In 2009, my buddy and I drove out to Arches and camped - determined to see more of our public lands this year.  We traveled onward to some BLM land in Nevada and then over to the Redwoods.  Up the coast, we went to the Olympic Peninsula - which was pure magic.  Saw more, stopped more, spent more time on public lands - really understanding what they were now and what they meant to me.  This trip was the one that really cemented how important these places were.  When 2010 came around, and we were half in college, half not sure what life was all about, half employed, we naturally decided to go to Vegas in the spring.  Sin City was exciting, but I feel the real excitement was about the road trip to various national parks.  We hiked in Death Valley, saw the sights from high to low, and I saw how big that place really was.  From there, we went to Capitol Reef, Arches, and Zion before flying back to Michigan.  If 2009 cemented it, 2010 sealed that cement.  I was in love with our national parks.

In 2011, after moving to Texas I met a new friend and we went to the North Rim of the Grand Canyon in October.  It is hard to put into words how I felt about the views, the yellow leaves, and the crisp air.  In love?  Probably.  2012 brought a revival of the random road trip with my outdoor buddy (since he moved to Texas) and we ended up in Tucson at Saguaro NP.  2013 Included Carlsbad Caverns, Arches again, and the Grand Canyon South Rim.  In 2014, we went to Big Bend in January and Rocky Mountain NP in August.  In 2015, my other half and I took our friend on a road trip to Petrified Forest, Grand Canyon, and Zion.  Later in 2015, we went to the Arch in St. Louis.  In 2016 I made my return to Sleeping Bear Dunes National Lakeshore with visits to Redwoods, Oregon Caves, Point Reyes, and Golden Gate.  This year, we've visited Kenai Fjords, Redwoods again, and Sequoia/Kings Canyon.  It's true love.

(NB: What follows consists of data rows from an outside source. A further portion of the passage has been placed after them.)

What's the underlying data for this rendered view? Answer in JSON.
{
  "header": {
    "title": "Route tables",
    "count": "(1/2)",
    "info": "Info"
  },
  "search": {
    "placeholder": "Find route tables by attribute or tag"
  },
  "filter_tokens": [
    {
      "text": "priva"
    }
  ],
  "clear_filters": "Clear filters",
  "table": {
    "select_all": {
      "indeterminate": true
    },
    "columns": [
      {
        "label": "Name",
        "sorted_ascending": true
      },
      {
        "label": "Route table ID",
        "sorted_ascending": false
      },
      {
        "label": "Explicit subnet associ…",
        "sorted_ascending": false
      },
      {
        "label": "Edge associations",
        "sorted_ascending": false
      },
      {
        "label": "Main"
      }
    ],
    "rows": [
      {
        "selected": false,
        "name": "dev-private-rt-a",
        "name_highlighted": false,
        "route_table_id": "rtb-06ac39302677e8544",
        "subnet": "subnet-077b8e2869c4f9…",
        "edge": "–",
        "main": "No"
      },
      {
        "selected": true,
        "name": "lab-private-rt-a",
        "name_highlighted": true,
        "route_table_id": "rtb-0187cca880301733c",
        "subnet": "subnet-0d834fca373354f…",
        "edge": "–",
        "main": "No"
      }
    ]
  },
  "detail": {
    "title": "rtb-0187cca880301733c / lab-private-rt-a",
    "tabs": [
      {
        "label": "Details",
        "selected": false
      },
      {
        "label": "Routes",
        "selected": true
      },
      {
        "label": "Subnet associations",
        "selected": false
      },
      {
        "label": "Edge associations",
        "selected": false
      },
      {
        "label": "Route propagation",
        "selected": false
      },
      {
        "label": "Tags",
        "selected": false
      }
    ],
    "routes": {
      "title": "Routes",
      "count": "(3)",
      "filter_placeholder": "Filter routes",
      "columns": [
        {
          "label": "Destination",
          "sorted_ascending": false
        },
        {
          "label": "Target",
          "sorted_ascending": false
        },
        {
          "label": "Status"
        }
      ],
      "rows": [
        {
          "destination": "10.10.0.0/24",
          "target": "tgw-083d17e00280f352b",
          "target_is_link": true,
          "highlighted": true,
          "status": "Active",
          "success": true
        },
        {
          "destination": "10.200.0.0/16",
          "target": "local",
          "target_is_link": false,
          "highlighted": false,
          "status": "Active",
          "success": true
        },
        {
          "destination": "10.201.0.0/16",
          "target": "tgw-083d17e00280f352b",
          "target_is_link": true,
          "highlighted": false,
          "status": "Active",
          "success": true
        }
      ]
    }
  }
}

In the past few years, I've spent more time exploring public lands than I had my whole entire previous existence.  I've hiked in national forests, visited the parks mentioned above, and have plans for so visiting so many more public lands.  I was lucky to find the parks in 2008 and luckier now because I can afford to visit more frequently.  The more I visit, the more I love these places and value their existence.  The more I visit, the more I want to fight to keep them public.  The more I visit, the more I see that they may be all of ours, but they're really not available to everyone.  The more I visit, the more I want to use my privilege to open these parks to those who have never visited or can't visit due to distance, cost, or any combination of reasons.  I can't imagine the level of passion and devotion I'd have if I'd been visiting these parks since I was a kid.  It is absolutely VITAL that youth of all backgrounds, socioeconomic levels, and age groups be exposed to (and educated about) these places.  Maybe these lands are not for everyone, but maybe a few of them will grow up to protect, love, and fight for them.  We need to work to include everyone in the outdoor world.  We need to diversify the DOI and hire people from all walks of life.  We need to designate more parks/monuments/etc in more places representing the spectrum of Americans that exist.

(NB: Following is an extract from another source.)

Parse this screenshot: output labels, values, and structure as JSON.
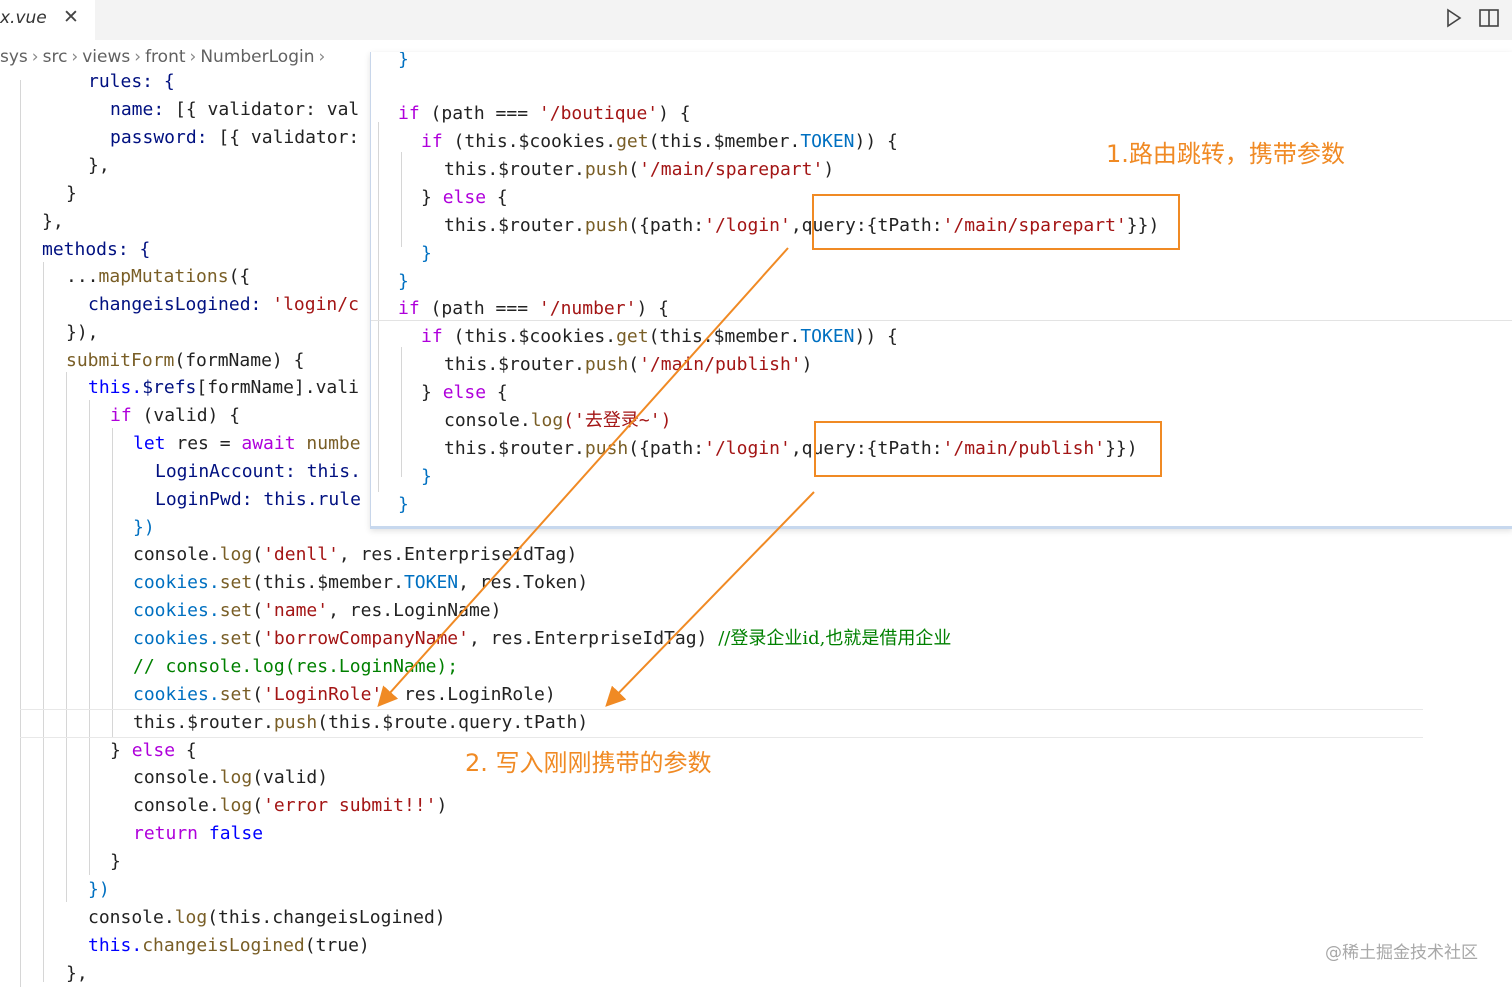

I'm not sure quite how to accomplish the tasks at hand, but I've decided a vital step is to find a way to get more people involved and interested in our public lands.  I need to immerse myself in projects, organizations, and maybe even a career shift to building a diverse following for our public lands.  It may be a new love, but it's a true love.  I feel as though I've finally found my place in this fight to make sure our public lands are open to all and I'm determined to make a difference.